Authored By: William F. McDevitt, Esq.
The Pennsylvania Commonwealth Court was established in 1968 to hear cases involving state and local governments and state agencies. It possesses original jurisdiction for cases filed against the Commonwealth of Pennsylvania and may hear cases filed by the Commonwealth. It also acts as an appellate court with respect to a wide variety of matters, including cases to which the Commonwealth (or a local subdivision thereof) is a party, appeals of decisions by Commonwealth agencies, cases involving the operation of nonprofit companies and election disputes.
Cases challenging Pennsylvania’s Medical Marijuana Act (MMA) and associated (temporary) regulations fall within the purview of the Commonwealth Court. Although the MMA was passed in May 2016, and Phase I grower/processor and dispensary licenses were issued in June 2017, in April 2018 the Commonwealth Court issued its first MMA-related ruling and received filings in a second case.
On April 20, 2018, the Commonwealth Court dismissed the case of Keystone ReLeaf, LLC v. Pennsylvania Department of Health, et al., 399 M.D. 2017. The claimant argued that the Department of Health (DOH) acted inconsistently and arbitrarily when awarding licenses for growing, processing and dispensing cannabis and further alleged the DOH’s violated its own regulations, Pennsylvania’s Right to Know Law and due process protections. The claimant requested the rescission of all DOH-issued cannabis permits. The Commonwealth Court held that the DOH had not been afforded an appropriate opportunity to hear the claimant’s administrative appeals, which are still pending before the DOH, and the case could not yet be heard. This decision relieves some of the pressure on current licenses holders, who had faced the possibility of losing their current investments of time and capital.
On April 10, 2018, a number of license holders, including four “dual-licenses” entities holding both grower/processor and dispensary licenses, filed suit in the Commonwealth Court against the Acting Secretary of the DOH based on the “Chapter 20” temporary regulations governing “Clinical Registrants.” Under Chapter 20, entities holding Clinical Registrant licenses may grow, process and dispense cannabis, as part of clinical trials administered by a qualifying Pennsylvania medical school and as a commercial concern. Clinical Registrants can operate twice as many dispensaries as “standard” licensees. No Clinical Registrant licenses have been granted, but applications will be made available on May 24, 2018, and accepted by the DOH until July 12, 2018.

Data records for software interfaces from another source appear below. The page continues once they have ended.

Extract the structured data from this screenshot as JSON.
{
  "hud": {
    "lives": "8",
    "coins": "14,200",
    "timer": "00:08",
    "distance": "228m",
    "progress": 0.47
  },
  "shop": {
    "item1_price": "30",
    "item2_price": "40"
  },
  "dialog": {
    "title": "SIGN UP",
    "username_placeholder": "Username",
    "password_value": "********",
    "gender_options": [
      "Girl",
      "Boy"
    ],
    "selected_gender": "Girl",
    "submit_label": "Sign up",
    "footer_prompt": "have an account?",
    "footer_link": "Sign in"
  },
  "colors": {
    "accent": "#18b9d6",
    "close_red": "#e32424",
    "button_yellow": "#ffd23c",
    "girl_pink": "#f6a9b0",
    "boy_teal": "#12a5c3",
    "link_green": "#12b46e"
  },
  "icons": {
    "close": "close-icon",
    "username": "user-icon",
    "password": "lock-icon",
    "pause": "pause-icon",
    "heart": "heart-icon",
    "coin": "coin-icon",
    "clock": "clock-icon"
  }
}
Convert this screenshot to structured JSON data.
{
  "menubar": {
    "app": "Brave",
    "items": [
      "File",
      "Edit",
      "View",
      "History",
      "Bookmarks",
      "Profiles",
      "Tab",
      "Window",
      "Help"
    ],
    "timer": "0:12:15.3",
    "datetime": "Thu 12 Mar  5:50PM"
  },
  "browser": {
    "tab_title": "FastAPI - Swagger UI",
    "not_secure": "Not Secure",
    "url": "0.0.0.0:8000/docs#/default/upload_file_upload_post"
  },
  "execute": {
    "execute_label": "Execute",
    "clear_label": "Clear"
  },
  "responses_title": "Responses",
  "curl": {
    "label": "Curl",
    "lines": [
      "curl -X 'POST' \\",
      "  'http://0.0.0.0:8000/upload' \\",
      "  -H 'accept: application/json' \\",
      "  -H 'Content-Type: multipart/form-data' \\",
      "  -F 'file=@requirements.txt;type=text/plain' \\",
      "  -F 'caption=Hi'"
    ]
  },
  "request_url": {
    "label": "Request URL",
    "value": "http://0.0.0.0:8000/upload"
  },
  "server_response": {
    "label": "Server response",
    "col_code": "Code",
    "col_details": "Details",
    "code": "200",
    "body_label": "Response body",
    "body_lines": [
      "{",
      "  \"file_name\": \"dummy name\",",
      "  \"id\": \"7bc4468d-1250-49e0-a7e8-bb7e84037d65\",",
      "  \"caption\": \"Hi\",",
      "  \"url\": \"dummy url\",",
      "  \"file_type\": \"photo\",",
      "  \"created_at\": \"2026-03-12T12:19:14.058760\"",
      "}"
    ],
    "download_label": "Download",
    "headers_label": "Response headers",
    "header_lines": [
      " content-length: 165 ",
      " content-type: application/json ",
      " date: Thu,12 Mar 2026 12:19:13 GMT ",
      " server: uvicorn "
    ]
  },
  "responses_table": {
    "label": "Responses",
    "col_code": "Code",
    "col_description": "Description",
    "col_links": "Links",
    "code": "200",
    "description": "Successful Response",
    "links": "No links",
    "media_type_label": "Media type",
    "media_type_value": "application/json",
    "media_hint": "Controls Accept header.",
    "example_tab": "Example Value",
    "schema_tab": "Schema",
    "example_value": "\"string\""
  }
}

In AES Compassionate Care, LLC v. Rachel L. Levine, 233 MD 2018, the claimants argue that the Chapter 20 regulations go beyond the original intent of the MMA and prior proposed regulations that were meant to facilitate medical research. It is argued that Clinical Registrants should be limited to entities that separately obtain grower/processor and dispensary licenses and should not be awarded in the form of a single, separate “super-license.” Allowing “super-licensees” to both conduct clinical studies and compete commercially will allegedly dilute the value of all current licenses.
To use a Parker Brothers analogy, claimants assert that you can’t build a hotel (Clinical Registrant facility) until you purchase both Boardwalk (grower/license license) and Park Place (dispensary license). Claimants seek to block the award of any Clinical Registrant licensees.
In response to this suit, several qualifying medical schools along with corporations with which they have entered into contracts jointly filed an amicus curiae (friend of court) brief arguing that they have independently vetted and contracted with entities that they believe possess sufficient, and superior, means of producing and distributing cannabis consistent with the best practices of clinical research. These medical schools support the awarding of Clinical Registrant licenses to companies other than those presently licensed.
It remains to be seen whether the Commonwealth Court will entertain this case prior to the award of Clinical Registrant licenses or any administrative challenges filed with DOH. If Clinical Registrant licenses are issued, those groups will face some uncertainty in their status until the case is resolved.
About the Author
William F. McDevitt is a partner in the Philadelphia office of national law firm Wilson Elser, where he is a member of the firm’s Cannabis Law practice. He can be reached at firstname.lastname@example.org.